Reagan resumed his film career, making movies like The Voice of the Turtle and Bedtime for Bonzo. He was elected president of the Screen Actors Guild (SAG) in 1947, serving seven 1-year terms, including the Hollywood blacklist years and McCarthy hearings, which searched out communist affiliations in the film industry. Reagan was strongly anticommunist and testified before the House Un-American Activities Committee.
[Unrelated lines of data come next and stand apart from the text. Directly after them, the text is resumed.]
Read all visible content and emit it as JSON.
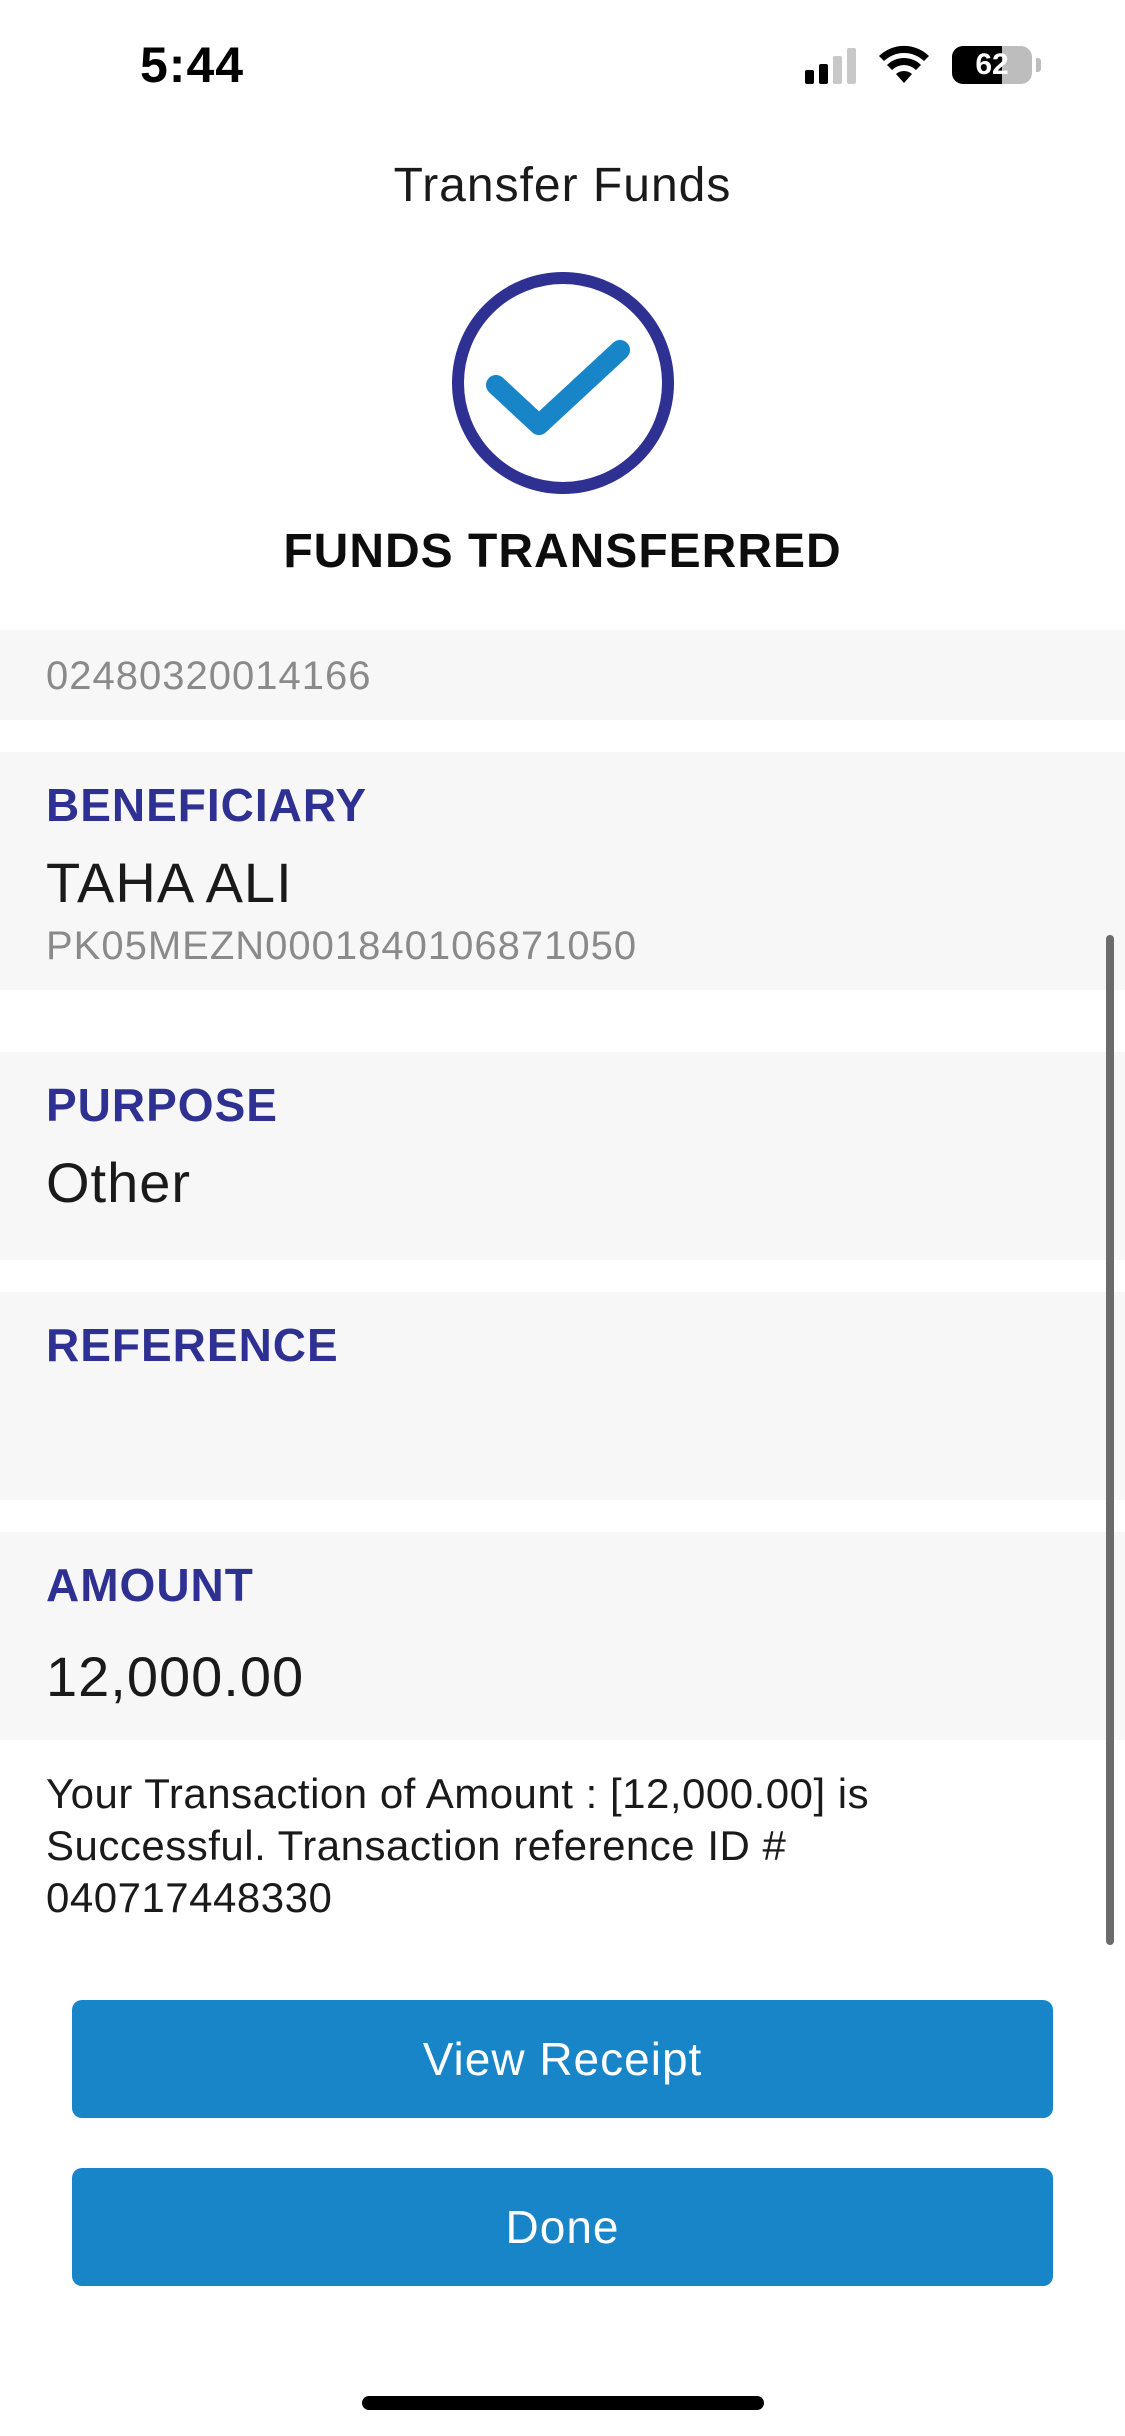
{
  "status_bar": {
    "time": "5:44",
    "battery_level": "62",
    "battery_fraction": 0.62,
    "icons": [
      "cellular-signal-icon",
      "wifi-icon",
      "battery-icon"
    ]
  },
  "header": {
    "title": "Transfer Funds"
  },
  "result": {
    "icon": "check-circle-icon",
    "heading": "FUNDS TRANSFERRED"
  },
  "details": {
    "from_account": "02480320014166",
    "beneficiary": {
      "label": "BENEFICIARY",
      "name": "TAHA ALI",
      "iban": "PK05MEZN0001840106871050"
    },
    "purpose": {
      "label": "PURPOSE",
      "value": "Other"
    },
    "reference": {
      "label": "REFERENCE",
      "value": ""
    },
    "amount": {
      "label": "AMOUNT",
      "value": "12,000.00"
    }
  },
  "message": "Your Transaction of Amount : [12,000.00] is Successful. Transaction reference ID # 040717448330",
  "actions": {
    "view_receipt": "View Receipt",
    "done": "Done"
  },
  "colors": {
    "accent_label": "#2e3192",
    "button": "#1785c7",
    "check_ring": "#2e3192",
    "check_mark": "#1785c7",
    "row_background": "#f7f7f7"
  }
}
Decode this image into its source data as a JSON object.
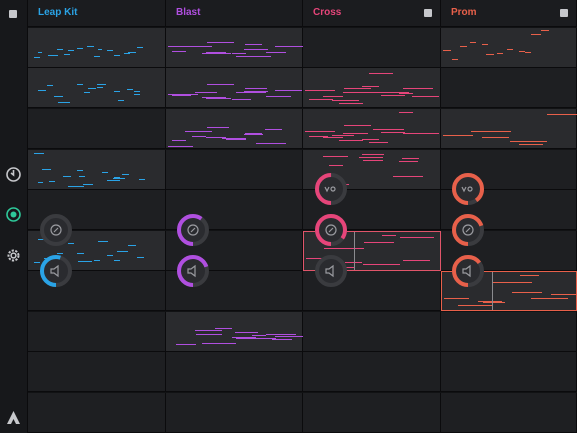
{
  "tracks": [
    {
      "name": "Leap Kit",
      "color": "#2aa3e6"
    },
    {
      "name": "Blast",
      "color": "#b04fe0"
    },
    {
      "name": "Cross",
      "color": "#e6457a"
    },
    {
      "name": "Prom",
      "color": "#e8604a"
    }
  ],
  "sidebar": {
    "icons": [
      "stop-all-icon",
      "clock-icon",
      "record-icon",
      "settings-icon",
      "logo-icon"
    ],
    "accent": "#2ec99a"
  },
  "knobs": {
    "leap": {
      "filter_level": 0.0,
      "volume_level": 0.55
    },
    "blast": {
      "filter_level": 0.6,
      "volume_level": 0.7
    },
    "cross": {
      "fx_level": 0.5,
      "filter_level": 0.85,
      "volume_level": 0.0
    },
    "prom": {
      "fx_level": 0.9,
      "filter_level": 0.7,
      "volume_level": 0.65
    }
  }
}
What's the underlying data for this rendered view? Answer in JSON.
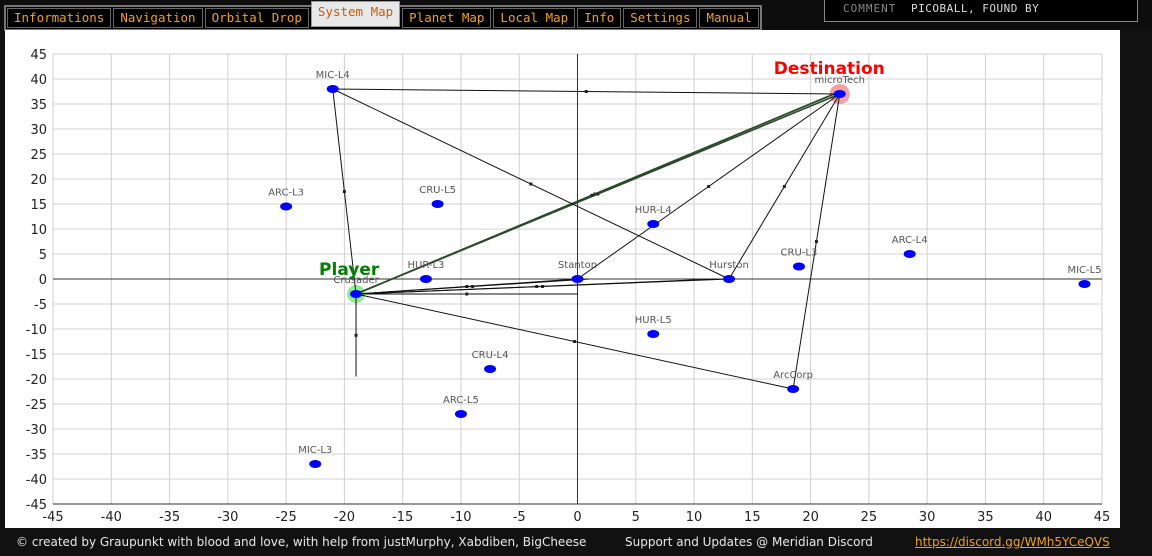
{
  "tabs": [
    {
      "label": "Informations",
      "active": false
    },
    {
      "label": "Navigation",
      "active": false
    },
    {
      "label": "Orbital Drop",
      "active": false
    },
    {
      "label": "System Map",
      "active": true
    },
    {
      "label": "Planet Map",
      "active": false
    },
    {
      "label": "Local Map",
      "active": false
    },
    {
      "label": "Info",
      "active": false
    },
    {
      "label": "Settings",
      "active": false
    },
    {
      "label": "Manual",
      "active": false
    }
  ],
  "comment": {
    "label": "COMMENT",
    "value": "PICOBALL, FOUND BY"
  },
  "colors": {
    "accent": "#f0a020",
    "point": "#0000ff",
    "destination": "#ff0000",
    "player": "#008000"
  },
  "chart_data": {
    "type": "scatter",
    "xlim": [
      -45,
      45
    ],
    "ylim": [
      -45,
      45
    ],
    "xticks": [
      -45,
      -40,
      -35,
      -30,
      -25,
      -20,
      -15,
      -10,
      -5,
      0,
      5,
      10,
      15,
      20,
      25,
      30,
      35,
      40,
      45
    ],
    "yticks": [
      45,
      40,
      35,
      30,
      25,
      20,
      15,
      10,
      5,
      0,
      -5,
      -10,
      -15,
      -20,
      -25,
      -30,
      -35,
      -40,
      -45
    ],
    "grid": true,
    "points": [
      {
        "name": "MIC-L4",
        "x": -21,
        "y": 38
      },
      {
        "name": "microTech",
        "x": 22.5,
        "y": 37
      },
      {
        "name": "ARC-L3",
        "x": -25,
        "y": 14.5
      },
      {
        "name": "CRU-L5",
        "x": -12,
        "y": 15
      },
      {
        "name": "HUR-L4",
        "x": 6.5,
        "y": 11
      },
      {
        "name": "CRU-L3",
        "x": 19,
        "y": 2.5
      },
      {
        "name": "ARC-L4",
        "x": 28.5,
        "y": 5
      },
      {
        "name": "MIC-L5",
        "x": 43.5,
        "y": -1
      },
      {
        "name": "HUR-L3",
        "x": -13,
        "y": 0
      },
      {
        "name": "Crusader",
        "x": -19,
        "y": -3
      },
      {
        "name": "Stanton",
        "x": 0,
        "y": 0
      },
      {
        "name": "Hurston",
        "x": 13,
        "y": 0
      },
      {
        "name": "HUR-L5",
        "x": 6.5,
        "y": -11
      },
      {
        "name": "CRU-L4",
        "x": -7.5,
        "y": -18
      },
      {
        "name": "ARC-L5",
        "x": -10,
        "y": -27
      },
      {
        "name": "ArcCorp",
        "x": 18.5,
        "y": -22
      },
      {
        "name": "MIC-L3",
        "x": -22.5,
        "y": -37
      }
    ],
    "annotations": [
      {
        "text": "Destination",
        "x": 22.5,
        "y": 37
      },
      {
        "text": "Player",
        "x": -19,
        "y": -3
      }
    ],
    "routes": [
      [
        [
          -19,
          -3
        ],
        [
          22.5,
          37
        ]
      ],
      [
        [
          -19,
          -3
        ],
        [
          22,
          37
        ]
      ],
      [
        [
          -19,
          -3
        ],
        [
          21.5,
          36.5
        ]
      ],
      [
        [
          -19,
          -3
        ],
        [
          -21,
          38
        ],
        [
          22.5,
          37
        ]
      ],
      [
        [
          -21,
          38
        ],
        [
          13,
          0
        ]
      ],
      [
        [
          -19,
          -3
        ],
        [
          13,
          0
        ],
        [
          22.5,
          37
        ]
      ],
      [
        [
          -19,
          -3
        ],
        [
          0,
          0
        ],
        [
          22.5,
          37
        ]
      ],
      [
        [
          -19,
          -3
        ],
        [
          18.5,
          -22
        ],
        [
          22.5,
          37
        ]
      ],
      [
        [
          -19,
          -3
        ],
        [
          -19,
          -19.5
        ]
      ],
      [
        [
          -19,
          -3
        ],
        [
          0,
          -3
        ]
      ],
      [
        [
          -19,
          -3
        ],
        [
          12,
          0
        ]
      ],
      [
        [
          -19,
          -3
        ],
        [
          1,
          0
        ]
      ]
    ]
  },
  "footer": {
    "credits": "© created by Graupunkt with blood and love, with help from justMurphy, Xabdiben, BigCheese",
    "support": "Support and Updates @ Meridian Discord",
    "discord_link": "https://discord.gg/WMh5YCeQVS"
  }
}
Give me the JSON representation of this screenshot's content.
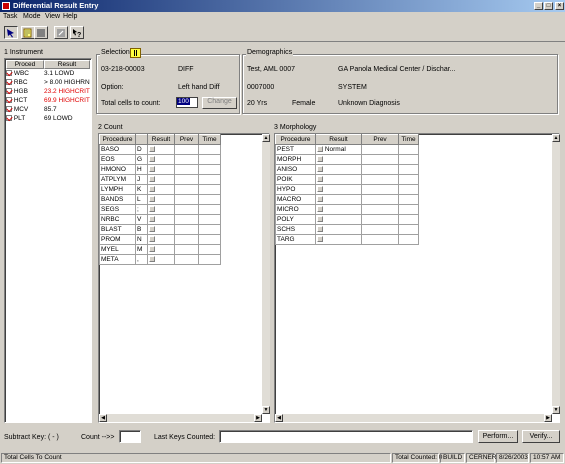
{
  "window": {
    "title": "Differential Result Entry"
  },
  "menu": [
    "Task",
    "Mode",
    "View",
    "Help"
  ],
  "instrument": {
    "label": "Instrument",
    "number": "1",
    "headers": [
      "Proced",
      "Result"
    ],
    "rows": [
      {
        "name": "WBC",
        "result": "3.1 LOWD",
        "red": false
      },
      {
        "name": "RBC",
        "result": "> 8.00 HIGHRN",
        "red": false
      },
      {
        "name": "HGB",
        "result": "23.2 HIGHCRIT",
        "red": true
      },
      {
        "name": "HCT",
        "result": "69.9 HIGHCRIT",
        "red": true
      },
      {
        "name": "MCV",
        "result": "85.7",
        "red": false
      },
      {
        "name": "PLT",
        "result": "69 LOWD",
        "red": false
      }
    ]
  },
  "selection": {
    "label": "Selection",
    "accession": "03-218-00003",
    "type": "DIFF",
    "option_label": "Option:",
    "option_value": "Left hand Diff",
    "total_label": "Total cells to count:",
    "total_value": "100",
    "change_button": "Change"
  },
  "demographics": {
    "label": "Demographics",
    "name": "Test, AML 0007",
    "facility": "GA Panola Medical Center / Dischar...",
    "mrn": "0007000",
    "system": "SYSTEM",
    "age": "20 Yrs",
    "sex": "Female",
    "diagnosis": "Unknown Diagnosis"
  },
  "count": {
    "label": "Count",
    "number": "2",
    "headers": [
      "Procedure",
      "",
      "Result",
      "Prev",
      "Time"
    ],
    "rows": [
      {
        "name": "BASO",
        "key": "D"
      },
      {
        "name": "EOS",
        "key": "G"
      },
      {
        "name": "HMONO",
        "key": "H"
      },
      {
        "name": "ATPLYM",
        "key": "J"
      },
      {
        "name": "LYMPH",
        "key": "K"
      },
      {
        "name": "BANDS",
        "key": "L"
      },
      {
        "name": "SEGS",
        "key": ";"
      },
      {
        "name": "NRBC",
        "key": "V"
      },
      {
        "name": "BLAST",
        "key": "B"
      },
      {
        "name": "PROM",
        "key": "N"
      },
      {
        "name": "MYEL",
        "key": "M"
      },
      {
        "name": "META",
        "key": ","
      }
    ]
  },
  "morphology": {
    "label": "Morphology",
    "number": "3",
    "headers": [
      "Procedure",
      "Result",
      "Prev",
      "Time"
    ],
    "rows": [
      {
        "name": "PEST",
        "result": "Normal"
      },
      {
        "name": "MORPH",
        "result": ""
      },
      {
        "name": "ANISO",
        "result": ""
      },
      {
        "name": "POIK",
        "result": ""
      },
      {
        "name": "HYPO",
        "result": ""
      },
      {
        "name": "MACRO",
        "result": ""
      },
      {
        "name": "MICRO",
        "result": ""
      },
      {
        "name": "POLY",
        "result": ""
      },
      {
        "name": "SCHS",
        "result": ""
      },
      {
        "name": "TARG",
        "result": ""
      }
    ]
  },
  "bottom": {
    "subtract_key": "Subtract Key: ( - )",
    "count_label": "Count -->>",
    "count_value": "",
    "last_keys_label": "Last Keys Counted:",
    "last_keys_value": "",
    "perform_button": "Perform...",
    "verify_button": "Verify..."
  },
  "status": {
    "left": "Total Cells To Count",
    "total_counted": "Total Counted: 0",
    "mode": "BUILD",
    "user": "CERNER",
    "date": "8/26/2003",
    "time": "10:57 AM"
  },
  "colors": {
    "title_start": "#0a246a",
    "title_end": "#a6caf0",
    "critical": "#e00000"
  }
}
Meanwhile, he was making fewer films and moved to television as host of the popular General Electric Theater in 1952. It was his speech supporting Barry Goldwater at the 1964 Republican Convention that brought him national attention, and soon after, a group of businessmen persuaded him to run for office as governor of California. He won the election, beating Governor Pat Brown, and was governor for two terms, from 1967 to 1975.
Reagan had married actress Jane Wyman with whom he had costarred in film in 1940. They had a daughter, Maureen, and adopted a son, Michael, but were divorced in 1949. He married Nancy Davis in 1952 and they had two children, Patti and Ron.
Ronald Reagan received many honors, including the Presidential Medal of Freedom awarded in 1993. The Washington National Airport was renamed Ronald Reagan Washington National Airport, and in 2001, the U.S. Ronald Reagan, the first aircraft carrier to be named after a living president, was christened by Nancy Reagan. Every February 6, Reagan’s birthday, is celebrated as Ronald Reagan Day in California by decree of the governor.
Gingrich, Newt and Callista Gingrich with David N. Bossie. Ronald Reagan: Rendezvous with Destiny. Los Angeles, CA: Dunham Books, 2011.
Reagan, Ronald. Autobiography. Reprint. New York: Simon & Schuster, 2011.
Ronald Reagan: 100 Years: Official Centennial Edition from the Ronald Reagan Foundation. New York: Harper Design, 2011.